Segment Open
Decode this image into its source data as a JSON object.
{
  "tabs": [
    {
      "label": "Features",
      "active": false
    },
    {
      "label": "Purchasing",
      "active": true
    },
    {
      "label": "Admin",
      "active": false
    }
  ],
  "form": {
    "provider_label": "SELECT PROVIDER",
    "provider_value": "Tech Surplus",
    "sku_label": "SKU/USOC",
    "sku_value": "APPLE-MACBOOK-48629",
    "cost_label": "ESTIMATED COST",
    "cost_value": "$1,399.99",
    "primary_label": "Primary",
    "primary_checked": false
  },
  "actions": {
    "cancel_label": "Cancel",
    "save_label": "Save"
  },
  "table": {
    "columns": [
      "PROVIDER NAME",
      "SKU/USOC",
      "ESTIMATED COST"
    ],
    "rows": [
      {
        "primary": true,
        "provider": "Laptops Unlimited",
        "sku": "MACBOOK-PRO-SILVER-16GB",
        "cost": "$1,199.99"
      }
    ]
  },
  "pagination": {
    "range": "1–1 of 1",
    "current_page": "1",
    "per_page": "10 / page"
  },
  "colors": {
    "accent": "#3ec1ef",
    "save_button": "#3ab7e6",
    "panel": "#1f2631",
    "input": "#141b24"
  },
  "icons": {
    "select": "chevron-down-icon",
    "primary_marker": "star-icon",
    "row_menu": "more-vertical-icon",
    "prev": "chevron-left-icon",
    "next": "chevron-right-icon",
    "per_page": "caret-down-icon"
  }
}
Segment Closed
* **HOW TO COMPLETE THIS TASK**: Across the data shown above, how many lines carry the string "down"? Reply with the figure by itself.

* **SOLUTION TO THE PROBLEM**: 2